From the entries, copy out every line in which the word "Themed" is found.

EXERCISE DATA below:

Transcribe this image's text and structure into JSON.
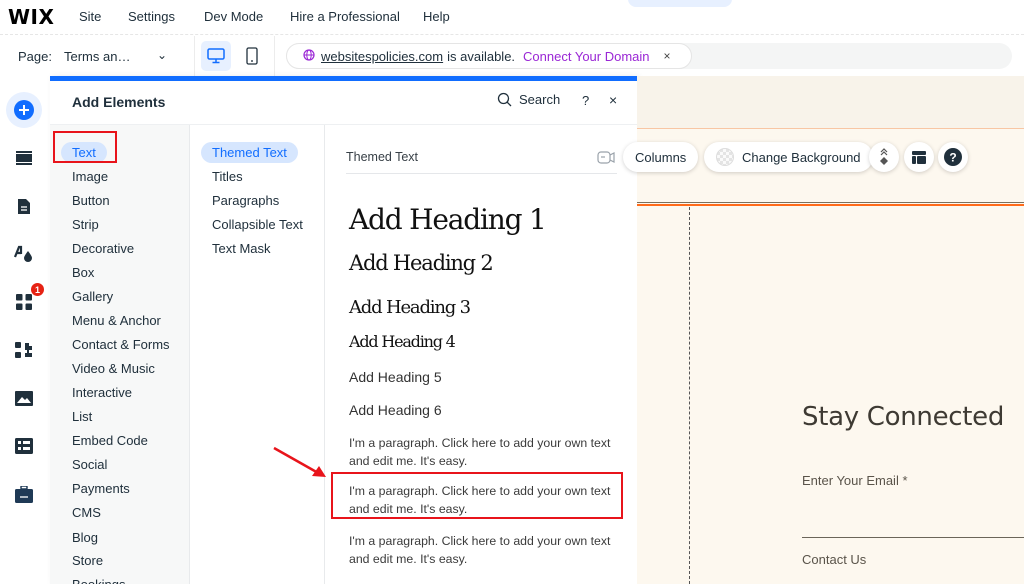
{
  "topbar": {
    "logo": "WIX",
    "menu": [
      "Site",
      "Settings",
      "Dev Mode",
      "Hire a Professional",
      "Help"
    ],
    "collapse_glyph": "⌃"
  },
  "toolbar": {
    "page_label": "Page:",
    "page_value": "Terms an…",
    "page_chevron": "⌄",
    "devices": [
      {
        "name": "desktop",
        "icon": "desktop-icon",
        "active": true
      },
      {
        "name": "mobile",
        "icon": "mobile-icon",
        "active": false
      }
    ],
    "domain": {
      "url": "websitespolicies.com",
      "message": "is available.",
      "connect_label": "Connect Your Domain",
      "close_glyph": "×",
      "accent": "#9a27d5"
    }
  },
  "rail": {
    "items": [
      {
        "icon": "add-icon",
        "active": true
      },
      {
        "icon": "sections-icon"
      },
      {
        "icon": "pages-icon"
      },
      {
        "icon": "design-icon"
      },
      {
        "icon": "apps-icon",
        "badge": "1"
      },
      {
        "icon": "business-apps-icon"
      },
      {
        "icon": "media-icon"
      },
      {
        "icon": "cms-icon"
      },
      {
        "icon": "portfolio-icon"
      }
    ]
  },
  "panel": {
    "title": "Add Elements",
    "search_label": "Search",
    "help_glyph": "?",
    "close_glyph": "×",
    "categories": [
      "Text",
      "Image",
      "Button",
      "Strip",
      "Decorative",
      "Box",
      "Gallery",
      "Menu & Anchor",
      "Contact & Forms",
      "Video & Music",
      "Interactive",
      "List",
      "Embed Code",
      "Social",
      "Payments",
      "CMS",
      "Blog",
      "Store",
      "Bookings"
    ],
    "selected_category": "Text",
    "subcategories": [
      "Themed Text",
      "Titles",
      "Paragraphs",
      "Collapsible Text",
      "Text Mask"
    ],
    "selected_subcategory": "Themed Text",
    "content": {
      "heading": "Themed Text",
      "headings": [
        "Add Heading 1",
        "Add Heading 2",
        "Add Heading 3",
        "Add Heading 4",
        "Add Heading 5",
        "Add Heading 6"
      ],
      "paragraphs": [
        "I'm a paragraph. Click here to add your own text and edit me. It's easy.",
        "I'm a paragraph. Click here to add your own text and edit me. It's easy.",
        "I'm a paragraph. Click here to add your own text and edit me. It's easy."
      ]
    },
    "accent": "#116dff"
  },
  "canvas": {
    "controls": {
      "columns_label": "Columns",
      "change_background_label": "Change Background"
    },
    "stay_connected": "Stay Connected",
    "email_label": "Enter Your Email *",
    "contact_label": "Contact Us"
  },
  "annotations": {
    "highlight_color": "#e8141b"
  }
}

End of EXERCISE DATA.

## EXPECTED OUTPUT
      "Themed Text",
    "selected_subcategory": "Themed Text",
      "heading": "Themed Text",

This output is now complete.